History of Champagne
Just like perfumes, champagne is also considered as a symbol of elegance and sophistication. French author Guy de Maupassant succinctly declared, “Champagne…the wine of kings, the king of wines.” Champagne is a reputed and protected wine which is both globally recognized and rooted in centuries-old traditions. Champagne is a sparkling white wine that comes from the Champagne region of northeastern France. If it’s a bubbly wine from another area than northeastern France, then it is sparkling wine and not champagne. While many people use the term “champagne” for any sparkling wine, the French have maintained their legal right to call their wines champagne for over a century now. The Treaty of Madrid, signed in 1891 established this rule, and the Treaty of Versailles reasserted it.
The grapes, pinot Noir, pinot Meunier, and chardonnay are used in the production of almost all champagne. But a tiny amount of pinot blanc, pinot gris, arbane, and petit mesleirare are used as well.
Similarities between the two:
There is more than one similarity between two of life’s greatest sensory pleasures, Champagne and Perfume. Both of these are recognized for their elite status and are widely known to be as luxury goods. But they also share similarities in how they have been constructed and how they can evoke memories and enjoyment through smell.
The sense of smell is very closely linked with memory due to the setting of the olfactory bulb in the brain.

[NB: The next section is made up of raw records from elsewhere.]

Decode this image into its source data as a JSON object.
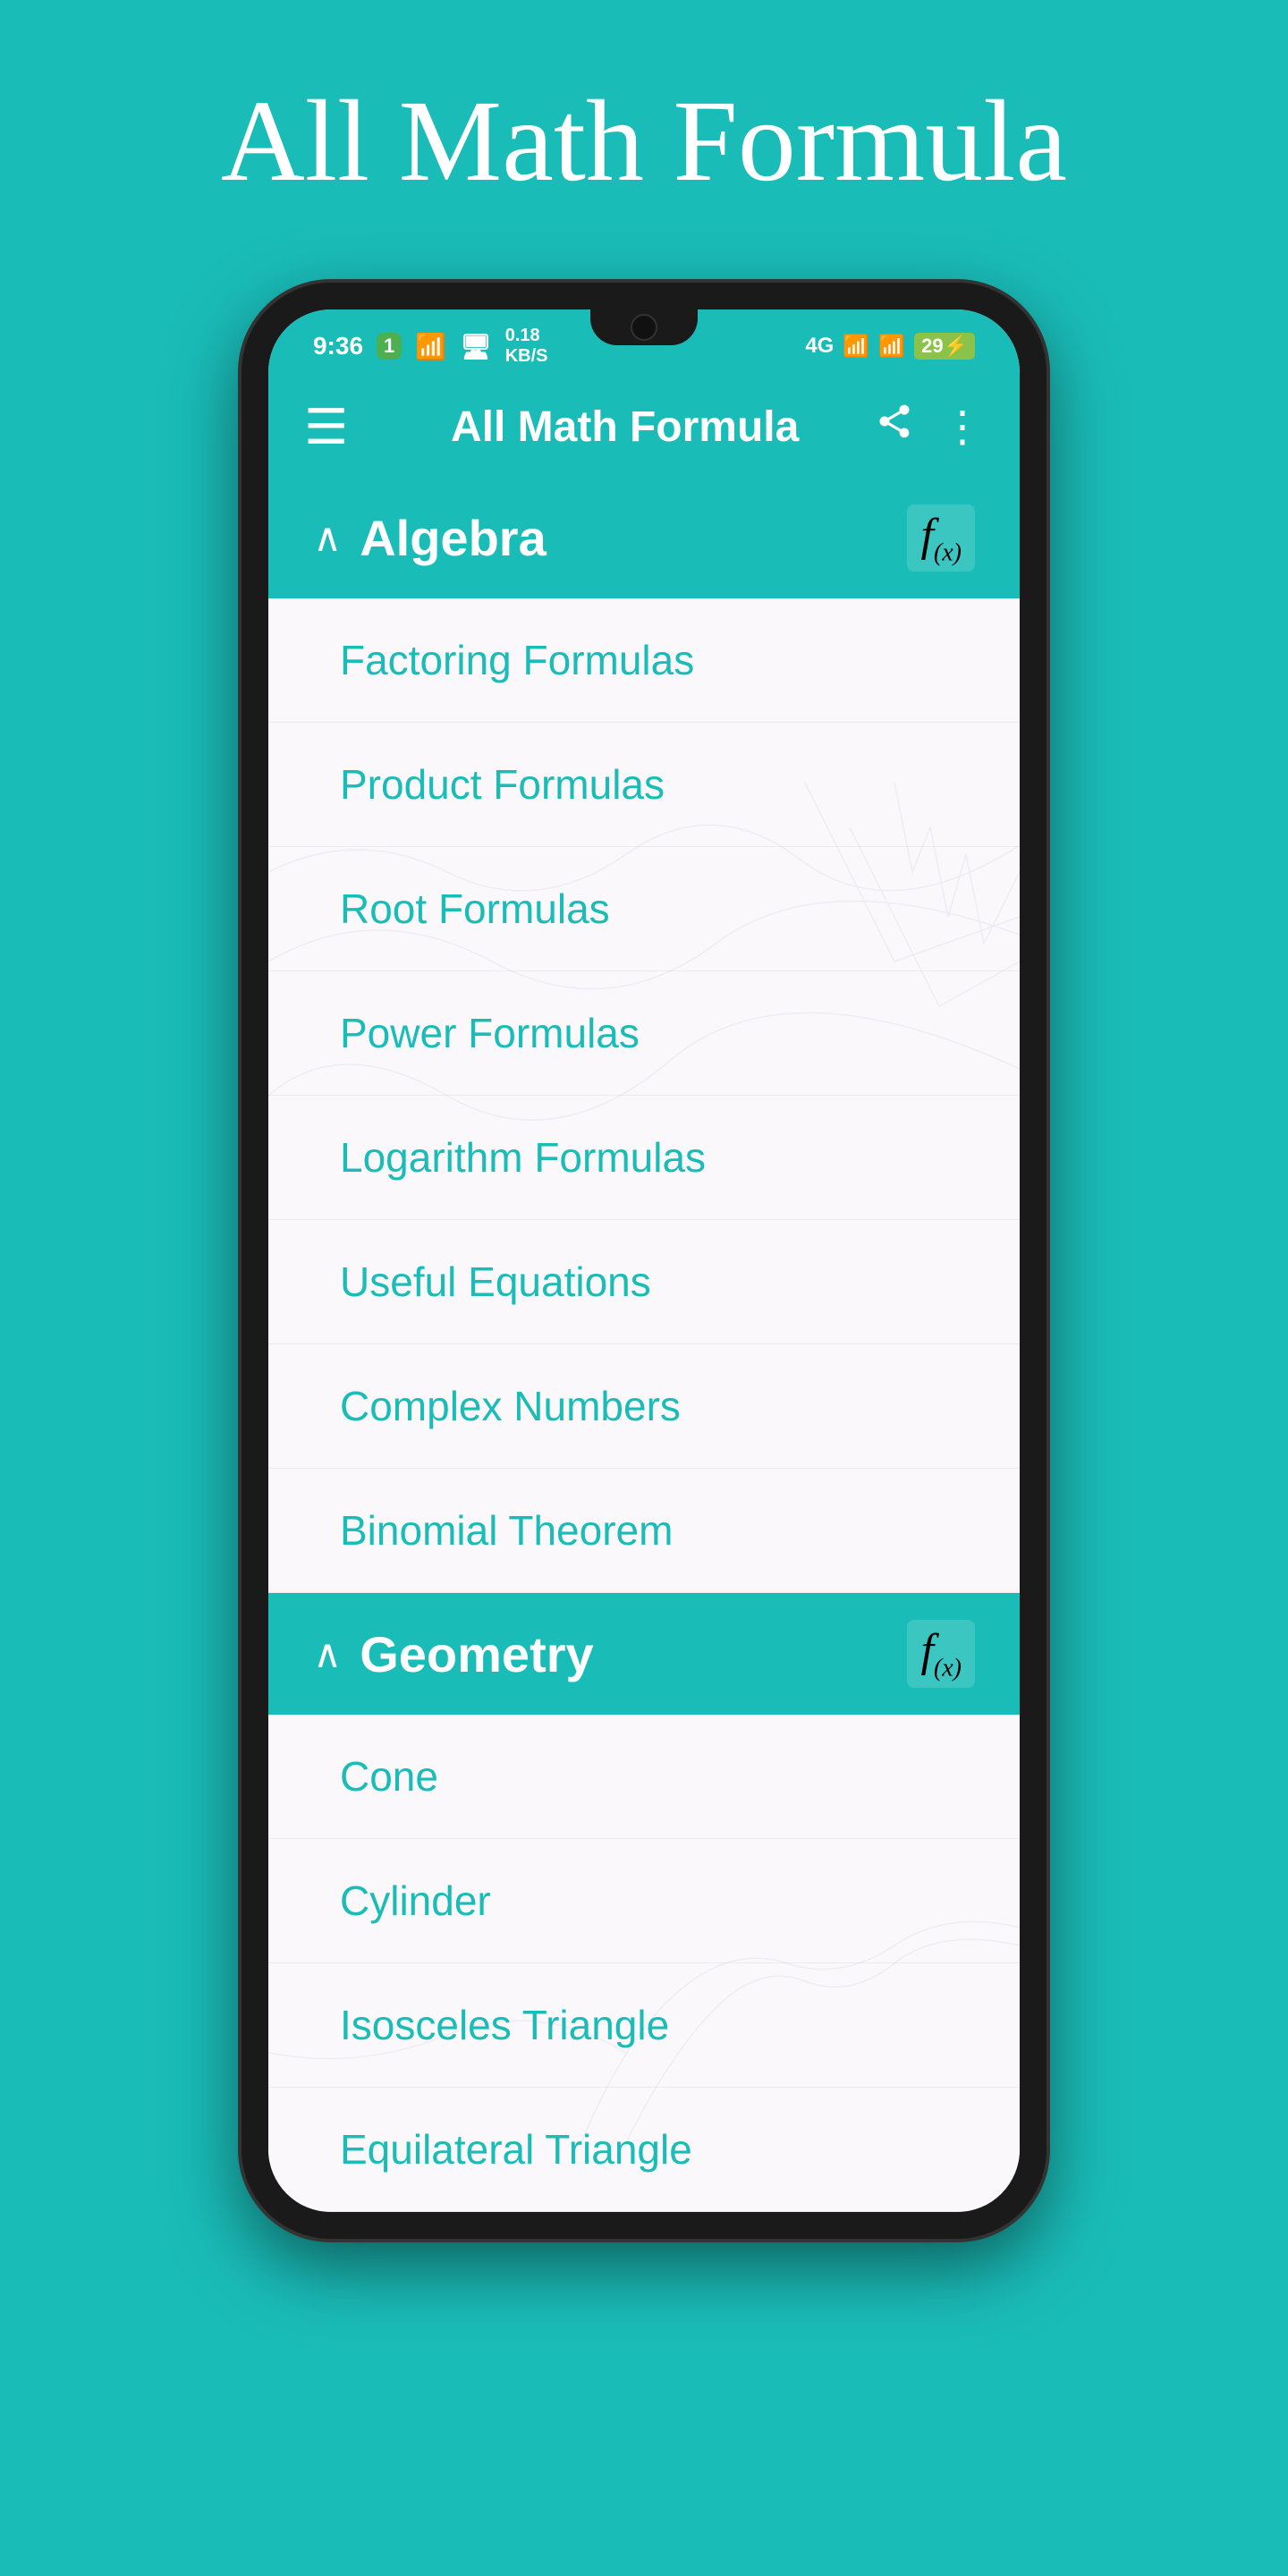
{
  "app": {
    "title": "All Math Formula",
    "header_title": "All Math Formula"
  },
  "status_bar": {
    "time": "9:36",
    "wifi_badge": "1",
    "data_speed": "0.18\nKB/S",
    "network": "4G",
    "battery": "29"
  },
  "toolbar": {
    "title": "All Math Formula",
    "menu_icon": "☰",
    "share_icon": "⎗",
    "more_icon": "⋮"
  },
  "sections": [
    {
      "id": "algebra",
      "title": "Algebra",
      "icon": "f(x)",
      "expanded": true,
      "items": [
        "Factoring Formulas",
        "Product Formulas",
        "Root Formulas",
        "Power Formulas",
        "Logarithm Formulas",
        "Useful Equations",
        "Complex Numbers",
        "Binomial Theorem"
      ]
    },
    {
      "id": "geometry",
      "title": "Geometry",
      "icon": "f(x)",
      "expanded": true,
      "items": [
        "Cone",
        "Cylinder",
        "Isosceles Triangle",
        "Equilateral Triangle"
      ]
    }
  ]
}
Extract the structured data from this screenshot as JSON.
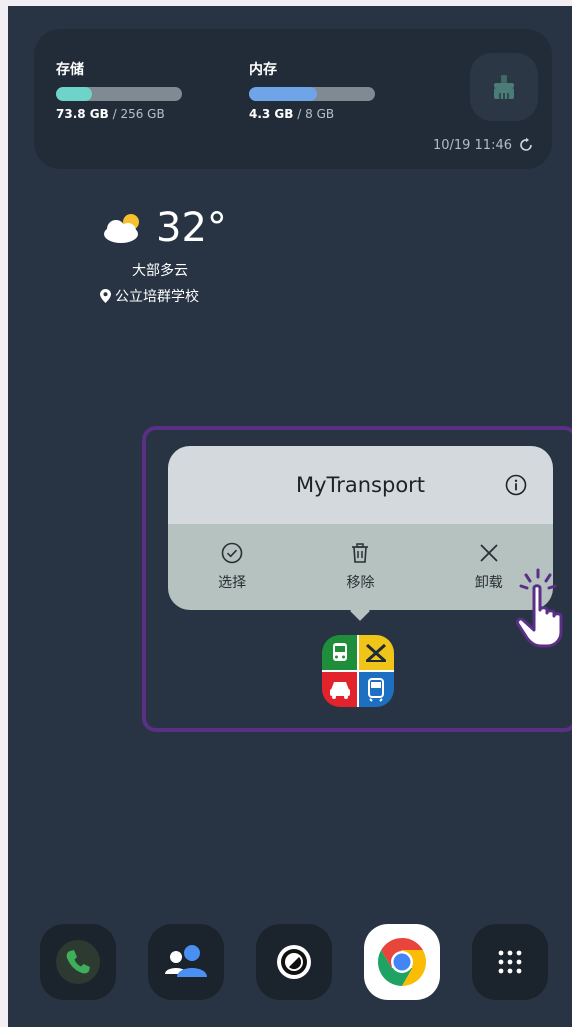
{
  "storage_widget": {
    "storage": {
      "label": "存储",
      "used": "73.8 GB",
      "total": "/ 256 GB",
      "fraction": 0.288,
      "color": "#6ed3c9"
    },
    "memory": {
      "label": "内存",
      "used": "4.3 GB",
      "total": "/ 8 GB",
      "fraction": 0.54,
      "color": "#6fa5e8"
    },
    "timestamp": "10/19 11:46",
    "clean_icon": "broom-icon",
    "refresh_icon": "refresh-icon"
  },
  "weather": {
    "temperature": "32°",
    "condition": "大部多云",
    "location": "公立培群学校",
    "icon": "partly-cloudy-icon"
  },
  "popup": {
    "title": "MyTransport",
    "info_icon": "info-icon",
    "actions": [
      {
        "label": "选择",
        "icon": "check-circle-icon"
      },
      {
        "label": "移除",
        "icon": "trash-icon"
      },
      {
        "label": "卸载",
        "icon": "close-icon"
      }
    ]
  },
  "app": {
    "name": "MyTransport",
    "icon": "mytransport-icon"
  },
  "highlight_color": "#5a2f86",
  "dock": [
    {
      "name": "phone",
      "icon": "phone-icon"
    },
    {
      "name": "contacts",
      "icon": "contacts-icon"
    },
    {
      "name": "camera",
      "icon": "camera-icon"
    },
    {
      "name": "chrome",
      "icon": "chrome-icon"
    },
    {
      "name": "app-drawer",
      "icon": "grid-icon"
    }
  ]
}
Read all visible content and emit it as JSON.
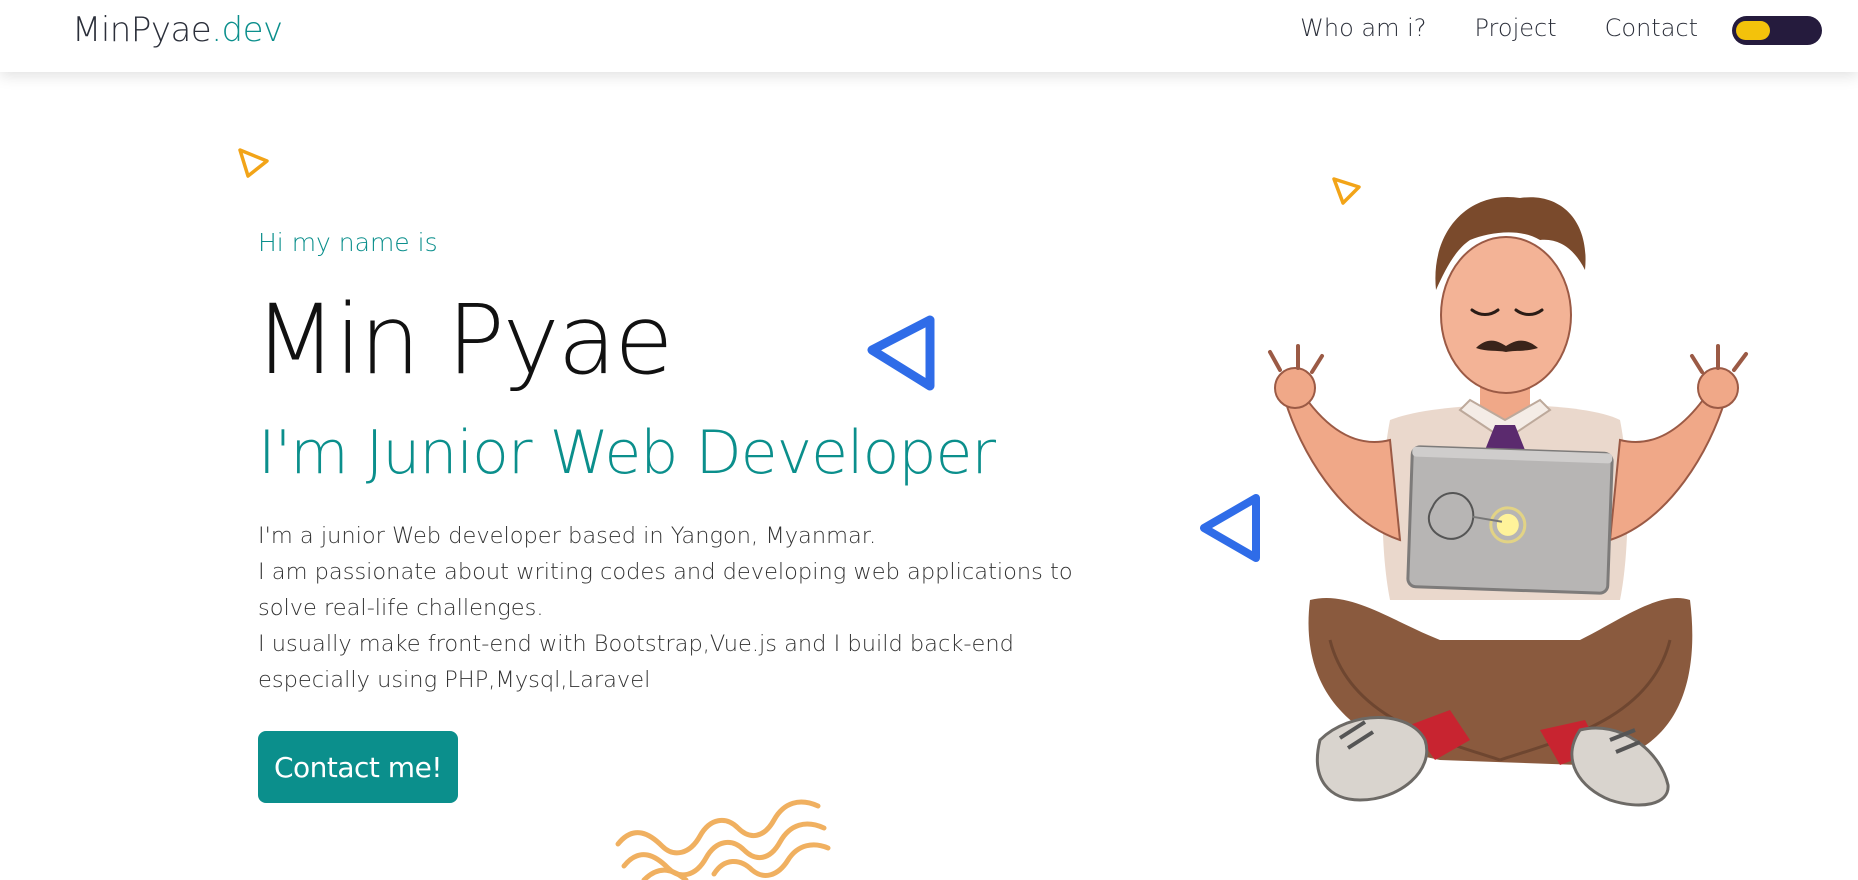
{
  "brand": {
    "name_main": "MinPyae",
    "name_accent": ".dev"
  },
  "nav": {
    "items": [
      "Who am i?",
      "Project",
      "Contact"
    ],
    "theme_toggle": "dark-mode-toggle"
  },
  "hero": {
    "greeting": "Hi my name is",
    "name": "Min Pyae",
    "role": "I'm Junior Web Developer",
    "description": [
      "I'm a junior Web developer based in Yangon, Myanmar.",
      "I am passionate about writing codes and developing web applications to solve real-life challenges.",
      "I usually make front-end with Bootstrap,Vue.js and I build back-end especially using PHP,Mysql,Laravel"
    ],
    "cta_label": "Contact me!"
  },
  "colors": {
    "accent": "#0b8f8c",
    "toggle_bg": "#251b3d",
    "toggle_knob": "#f3c20b",
    "triangle_blue": "#2f6ce8",
    "triangle_orange": "#f2a418",
    "squiggle_orange": "#f0b060"
  },
  "illustration": {
    "subject": "developer-meditating-with-laptop"
  }
}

A scent can bring back a flood of memories and even affect a person’s mood. The olfactory bulb is a part of the brain’s limbic system which is sometimes called the emotional brain. And the limbic system is an area which is closely associated with feelings and memories. So because of this reason, the sense of smell can call up memories and robust responses almost instantaneously. The aroma of champagne has this effect as well.
Another link between the two products is the careful construction of the finished piece. Champagne is all about the art of blending. In Champagne, not one but three grapes are assorted so that the wine is more composite and more consistent in quality. However, the mixing of the three grapes that are (chardonnay, pinot noir, and meunier) is essential for dynamic and regular champagne. Perfume is also about the art of blending with a careful selection and skilled mixing of flavors and unique aromas.
Blending is where the skills needed of the perfumer and the chef de cave (winemaker). The profession of a champagne maker is very similar to the perfumer. They both should have the necessary skills and practice to know to the aromas and flavors. The production of both these things is a complicated art and requires years of training or practice. Both of these are created with memory and sensory skill rather than a formula or recipe.
When we taste champagne or any wine, it is multi-sensory. We admire the champagne with our eyes, then with our nose and finally with our palate. But it is our nose, which can pick not few but thousands of scents. If the wine doesn’t have the sensual aroma coming through, we won’t have the same enjoyment or pleasure of the wine that we would do with the palate. Both champagne and perfume can shift us to another place in time, to another moment or another feeling. No doubt one of happiness which may give us pleasure.
We will conclude with a quote by Mireille Guiliano, ‘French women know one can get far with a great haircut, a bottle of champagne, and a divine perfume.’
Join us for a Champagne and Perfume Masterclass
Tickets are now on sale for the all new Champagne & Perfume Masterclass, taking place
2-4pm, Sunday August 25th at Work Club, Level 2 287 Collins St Melbourne.